> _Task inputs_
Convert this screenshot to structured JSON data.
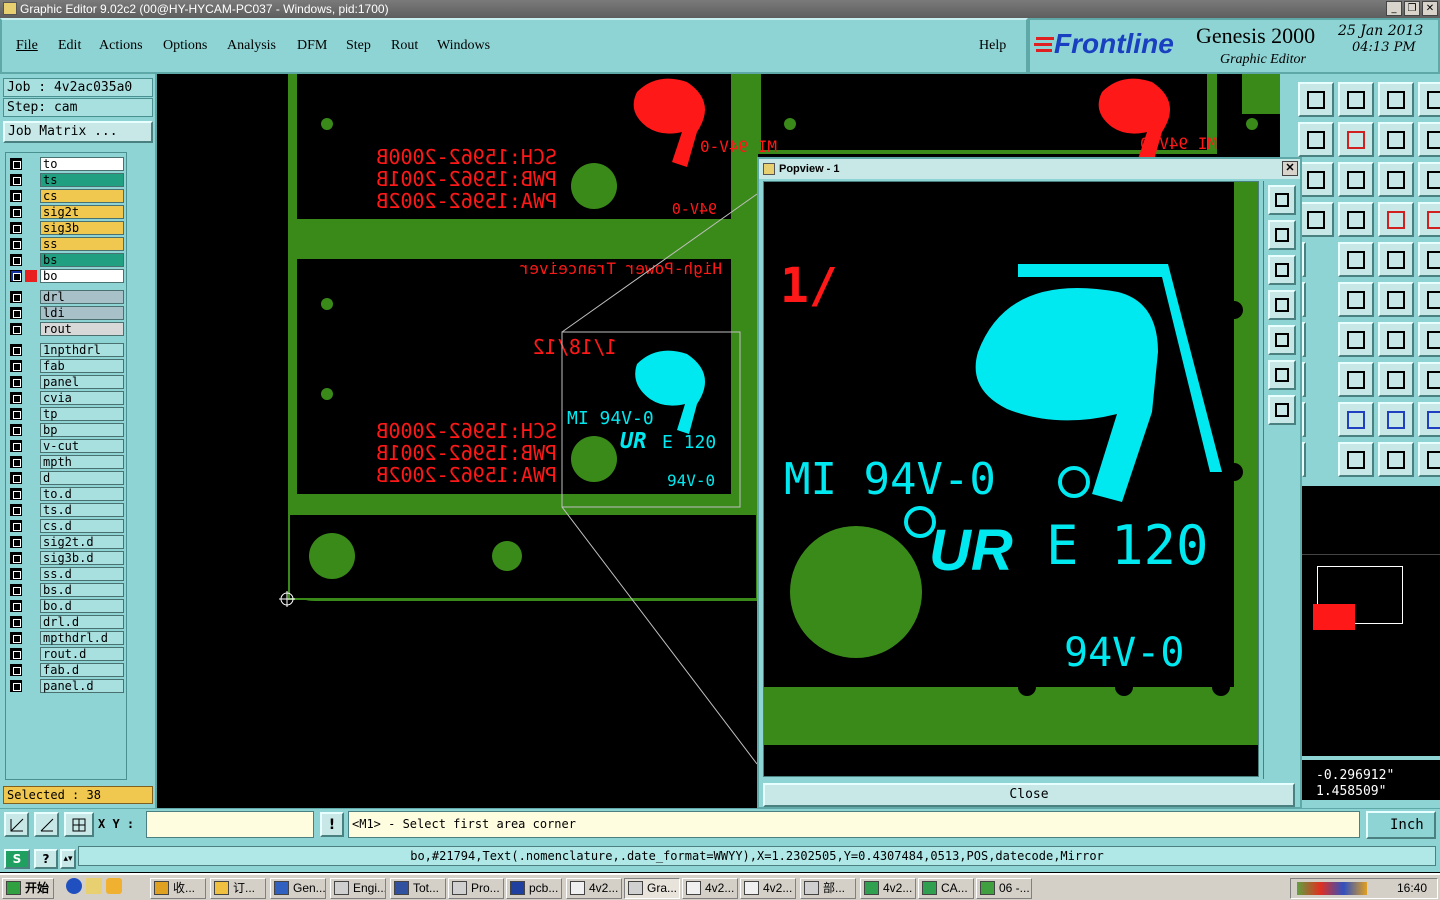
{
  "window": {
    "title": "Graphic Editor 9.02c2 (00@HY-HYCAM-PC037 - Windows, pid:1700)"
  },
  "menu": {
    "items": [
      "File",
      "Edit",
      "Actions",
      "Options",
      "Analysis",
      "DFM",
      "Step",
      "Rout",
      "Windows"
    ],
    "help": "Help"
  },
  "brand": {
    "logo": "Frontline",
    "product": "Genesis 2000",
    "subtitle": "Graphic Editor",
    "date": "25 Jan 2013",
    "time": "04:13 PM"
  },
  "job": {
    "job_label": "Job : 4v2ac035a0",
    "step_label": "Step: cam",
    "matrix_button": "Job Matrix ..."
  },
  "layers": [
    {
      "name": "to",
      "color": "#ffffff"
    },
    {
      "name": "ts",
      "color": "#20a080"
    },
    {
      "name": "cs",
      "color": "#f0c850"
    },
    {
      "name": "sig2t",
      "color": "#f0c850"
    },
    {
      "name": "sig3b",
      "color": "#f0c850"
    },
    {
      "name": "ss",
      "color": "#f0c850"
    },
    {
      "name": "bs",
      "color": "#20a080"
    },
    {
      "name": "bo",
      "color": "#ffffff"
    },
    {
      "name": "drl",
      "color": "#a8c0c8"
    },
    {
      "name": "ldi",
      "color": "#a8c0c8"
    },
    {
      "name": "rout",
      "color": "#d8d8d8"
    },
    {
      "name": "1npthdrl",
      "color": "#a8e0e0"
    },
    {
      "name": "fab",
      "color": "#a8e0e0"
    },
    {
      "name": "panel",
      "color": "#a8e0e0"
    },
    {
      "name": "cvia",
      "color": "#a8e0e0"
    },
    {
      "name": "tp",
      "color": "#a8e0e0"
    },
    {
      "name": "bp",
      "color": "#a8e0e0"
    },
    {
      "name": "v-cut",
      "color": "#a8e0e0"
    },
    {
      "name": "mpth",
      "color": "#a8e0e0"
    },
    {
      "name": "d",
      "color": "#a8e0e0"
    },
    {
      "name": "to.d",
      "color": "#a8e0e0"
    },
    {
      "name": "ts.d",
      "color": "#a8e0e0"
    },
    {
      "name": "cs.d",
      "color": "#a8e0e0"
    },
    {
      "name": "sig2t.d",
      "color": "#a8e0e0"
    },
    {
      "name": "sig3b.d",
      "color": "#a8e0e0"
    },
    {
      "name": "ss.d",
      "color": "#a8e0e0"
    },
    {
      "name": "bs.d",
      "color": "#a8e0e0"
    },
    {
      "name": "bo.d",
      "color": "#a8e0e0"
    },
    {
      "name": "drl.d",
      "color": "#a8e0e0"
    },
    {
      "name": "mpthdrl.d",
      "color": "#a8e0e0"
    },
    {
      "name": "rout.d",
      "color": "#a8e0e0"
    },
    {
      "name": "fab.d",
      "color": "#a8e0e0"
    },
    {
      "name": "panel.d",
      "color": "#a8e0e0"
    }
  ],
  "selected": "Selected : 38",
  "canvas": {
    "schematic_lines": [
      "SCH:15962-2000B",
      "PWB:15962-2001B",
      "PWA:15962-2002B"
    ],
    "tranceiver": "High-Power Tranceiver",
    "date_code": "1/18/12",
    "marking_mi": "MI 94V-0",
    "marking_e": "E 120",
    "marking_94": "94V-0",
    "ur": "UR"
  },
  "popview": {
    "title": "Popview - 1",
    "close_label": "Close",
    "fragment": "1/"
  },
  "coords": {
    "x": "-0.296912\"",
    "y": "1.458509\""
  },
  "command": {
    "xy_label": "X Y :",
    "xy_value": "",
    "prompt": "<M1> - Select first area corner",
    "units": "Inch"
  },
  "status": {
    "text": "bo,#21794,Text(.nomenclature,.date_format=WWYY),X=1.2302505,Y=0.4307484,0513,POS,datecode,Mirror"
  },
  "taskbar": {
    "start": "开始",
    "tasks": [
      "收...",
      "订...",
      "Gen...",
      "Engi...",
      "Tot...",
      "Pro...",
      "pcb...",
      "4v2...",
      "Gra...",
      "4v2...",
      "4v2...",
      "部...",
      "4v2...",
      "CA...",
      "06 -..."
    ],
    "clock": "16:40"
  },
  "colors": {
    "panel": "#8fd4d4",
    "copper": "#3a8a1a",
    "silk_red": "#ff1818",
    "silk_cyan": "#00e8f0"
  }
}
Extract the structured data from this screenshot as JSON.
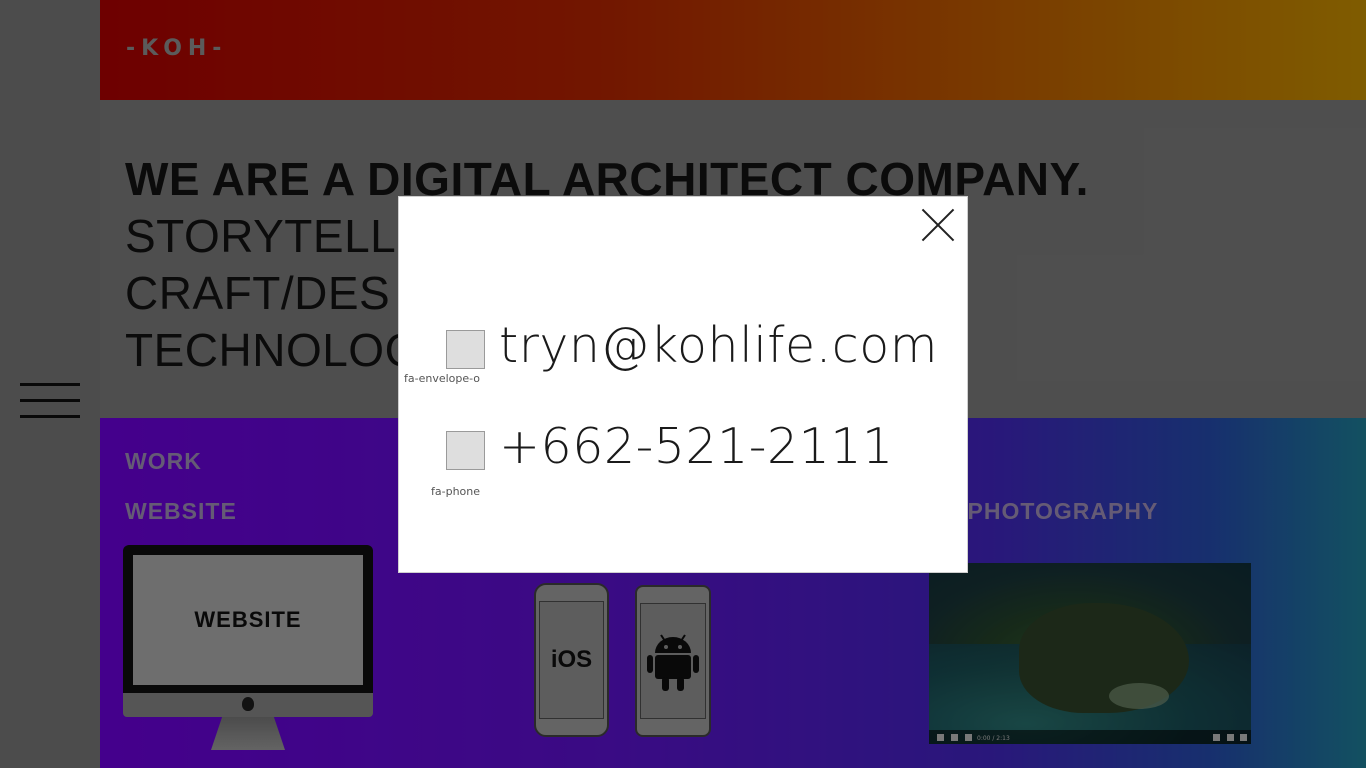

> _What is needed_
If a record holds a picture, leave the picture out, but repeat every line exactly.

> _Answer below_
Convert this screenshot to structured JSON data.
{
  "window": {
    "title": "Graphic Editor 9.02c2 (00@HY-HYCAM-PC037 - Windows, pid:1700)"
  },
  "menu": {
    "items": [
      "File",
      "Edit",
      "Actions",
      "Options",
      "Analysis",
      "DFM",
      "Step",
      "Rout",
      "Windows"
    ],
    "help": "Help"
  },
  "brand": {
    "logo": "Frontline",
    "product": "Genesis 2000",
    "subtitle": "Graphic Editor",
    "date": "25 Jan 2013",
    "time": "04:13 PM"
  },
  "job": {
    "job_label": "Job : 4v2ac035a0",
    "step_label": "Step: cam",
    "matrix_button": "Job Matrix ..."
  },
  "layers": [
    {
      "name": "to",
      "color": "#ffffff"
    },
    {
      "name": "ts",
      "color": "#20a080"
    },
    {
      "name": "cs",
      "color": "#f0c850"
    },
    {
      "name": "sig2t",
      "color": "#f0c850"
    },
    {
      "name": "sig3b",
      "color": "#f0c850"
    },
    {
      "name": "ss",
      "color": "#f0c850"
    },
    {
      "name": "bs",
      "color": "#20a080"
    },
    {
      "name": "bo",
      "color": "#ffffff"
    },
    {
      "name": "drl",
      "color": "#a8c0c8"
    },
    {
      "name": "ldi",
      "color": "#a8c0c8"
    },
    {
      "name": "rout",
      "color": "#d8d8d8"
    },
    {
      "name": "1npthdrl",
      "color": "#a8e0e0"
    },
    {
      "name": "fab",
      "color": "#a8e0e0"
    },
    {
      "name": "panel",
      "color": "#a8e0e0"
    },
    {
      "name": "cvia",
      "color": "#a8e0e0"
    },
    {
      "name": "tp",
      "color": "#a8e0e0"
    },
    {
      "name": "bp",
      "color": "#a8e0e0"
    },
    {
      "name": "v-cut",
      "color": "#a8e0e0"
    },
    {
      "name": "mpth",
      "color": "#a8e0e0"
    },
    {
      "name": "d",
      "color": "#a8e0e0"
    },
    {
      "name": "to.d",
      "color": "#a8e0e0"
    },
    {
      "name": "ts.d",
      "color": "#a8e0e0"
    },
    {
      "name": "cs.d",
      "color": "#a8e0e0"
    },
    {
      "name": "sig2t.d",
      "color": "#a8e0e0"
    },
    {
      "name": "sig3b.d",
      "color": "#a8e0e0"
    },
    {
      "name": "ss.d",
      "color": "#a8e0e0"
    },
    {
      "name": "bs.d",
      "color": "#a8e0e0"
    },
    {
      "name": "bo.d",
      "color": "#a8e0e0"
    },
    {
      "name": "drl.d",
      "color": "#a8e0e0"
    },
    {
      "name": "mpthdrl.d",
      "color": "#a8e0e0"
    },
    {
      "name": "rout.d",
      "color": "#a8e0e0"
    },
    {
      "name": "fab.d",
      "color": "#a8e0e0"
    },
    {
      "name": "panel.d",
      "color": "#a8e0e0"
    }
  ],
  "selected": "Selected : 38",
  "canvas": {
    "schematic_lines": [
      "SCH:15962-2000B",
      "PWB:15962-2001B",
      "PWA:15962-2002B"
    ],
    "tranceiver": "High-Power Tranceiver",
    "date_code": "1/18/12",
    "marking_mi": "MI 94V-0",
    "marking_e": "E 120",
    "marking_94": "94V-0",
    "ur": "UR"
  },
  "popview": {
    "title": "Popview - 1",
    "close_label": "Close",
    "fragment": "1/"
  },
  "coords": {
    "x": "-0.296912\"",
    "y": "1.458509\""
  },
  "command": {
    "xy_label": "X Y :",
    "xy_value": "",
    "prompt": "<M1> - Select first area corner",
    "units": "Inch"
  },
  "status": {
    "text": "bo,#21794,Text(.nomenclature,.date_format=WWYY),X=1.2302505,Y=0.4307484,0513,POS,datecode,Mirror"
  },
  "taskbar": {
    "start": "开始",
    "tasks": [
      "收...",
      "订...",
      "Gen...",
      "Engi...",
      "Tot...",
      "Pro...",
      "pcb...",
      "4v2...",
      "Gra...",
      "4v2...",
      "4v2...",
      "部...",
      "4v2...",
      "CA...",
      "06 -..."
    ],
    "clock": "16:40"
  },
  "colors": {
    "panel": "#8fd4d4",
    "copper": "#3a8a1a",
    "silk_red": "#ff1818",
    "silk_cyan": "#00e8f0"
  }
}
Extract the structured data from this screenshot as JSON.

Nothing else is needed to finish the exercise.